### The task:
Copy the entries below exactly, but only from the line containing "What's the underlying" through the final line.

### Source data:
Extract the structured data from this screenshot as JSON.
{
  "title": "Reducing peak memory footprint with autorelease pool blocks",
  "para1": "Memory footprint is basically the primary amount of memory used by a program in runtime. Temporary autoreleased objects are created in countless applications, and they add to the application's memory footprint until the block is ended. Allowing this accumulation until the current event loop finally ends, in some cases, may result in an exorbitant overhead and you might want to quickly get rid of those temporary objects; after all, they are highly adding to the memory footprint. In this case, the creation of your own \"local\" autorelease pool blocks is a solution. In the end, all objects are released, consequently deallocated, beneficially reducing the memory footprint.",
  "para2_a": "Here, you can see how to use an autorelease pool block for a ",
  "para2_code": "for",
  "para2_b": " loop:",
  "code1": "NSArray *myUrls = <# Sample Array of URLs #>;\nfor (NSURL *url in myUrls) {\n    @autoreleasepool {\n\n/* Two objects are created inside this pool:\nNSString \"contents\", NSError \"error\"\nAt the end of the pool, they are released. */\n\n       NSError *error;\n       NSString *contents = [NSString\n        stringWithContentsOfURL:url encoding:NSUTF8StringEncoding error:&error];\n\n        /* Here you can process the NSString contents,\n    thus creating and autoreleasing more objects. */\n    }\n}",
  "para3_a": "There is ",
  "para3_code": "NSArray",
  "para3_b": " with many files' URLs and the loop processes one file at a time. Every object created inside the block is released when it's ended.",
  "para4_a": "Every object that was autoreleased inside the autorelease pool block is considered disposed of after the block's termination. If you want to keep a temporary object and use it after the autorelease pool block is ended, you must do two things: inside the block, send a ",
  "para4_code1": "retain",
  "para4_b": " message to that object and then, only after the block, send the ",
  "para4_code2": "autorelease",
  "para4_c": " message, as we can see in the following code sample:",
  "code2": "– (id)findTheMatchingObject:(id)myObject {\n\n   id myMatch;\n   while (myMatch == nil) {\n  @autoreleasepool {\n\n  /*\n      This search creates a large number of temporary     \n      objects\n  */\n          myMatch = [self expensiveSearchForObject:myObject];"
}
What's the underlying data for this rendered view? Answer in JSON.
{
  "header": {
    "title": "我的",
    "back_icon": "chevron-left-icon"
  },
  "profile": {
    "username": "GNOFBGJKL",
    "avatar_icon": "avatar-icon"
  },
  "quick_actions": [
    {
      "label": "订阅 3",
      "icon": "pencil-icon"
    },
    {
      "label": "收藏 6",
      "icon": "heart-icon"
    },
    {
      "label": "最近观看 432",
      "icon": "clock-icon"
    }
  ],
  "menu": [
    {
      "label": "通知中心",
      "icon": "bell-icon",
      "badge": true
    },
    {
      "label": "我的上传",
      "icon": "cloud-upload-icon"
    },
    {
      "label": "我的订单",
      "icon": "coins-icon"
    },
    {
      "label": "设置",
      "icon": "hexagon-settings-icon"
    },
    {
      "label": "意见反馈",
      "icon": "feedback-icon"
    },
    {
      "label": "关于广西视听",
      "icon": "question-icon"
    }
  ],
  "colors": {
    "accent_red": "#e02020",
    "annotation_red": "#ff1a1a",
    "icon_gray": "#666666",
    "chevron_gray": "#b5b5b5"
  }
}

### Exercise result:
What's the underlying data for this rendered view? Answer in JSON.
{
  "header": {
    "title": "我的",
    "back_icon": "chevron-left-icon"
  },
  "profile": {
    "username": "GNOFBGJKL",
    "avatar_icon": "avatar-icon"
  },
  "quick_actions": [
    {
      "label": "订阅 3",
      "icon": "pencil-icon"
    },
    {
      "label": "收藏 6",
      "icon": "heart-icon"
    },
    {
      "label": "最近观看 432",
      "icon": "clock-icon"
    }
  ],
  "menu": [
    {
      "label": "通知中心",
      "icon": "bell-icon",
      "badge": true
    },
    {
      "label": "我的上传",
      "icon": "cloud-upload-icon"
    },
    {
      "label": "我的订单",
      "icon": "coins-icon"
    },
    {
      "label": "设置",
      "icon": "hexagon-settings-icon"
    },
    {
      "label": "意见反馈",
      "icon": "feedback-icon"
    },
    {
      "label": "关于广西视听",
      "icon": "question-icon"
    }
  ],
  "colors": {
    "accent_red": "#e02020",
    "annotation_red": "#ff1a1a",
    "icon_gray": "#666666",
    "chevron_gray": "#b5b5b5"
  }
}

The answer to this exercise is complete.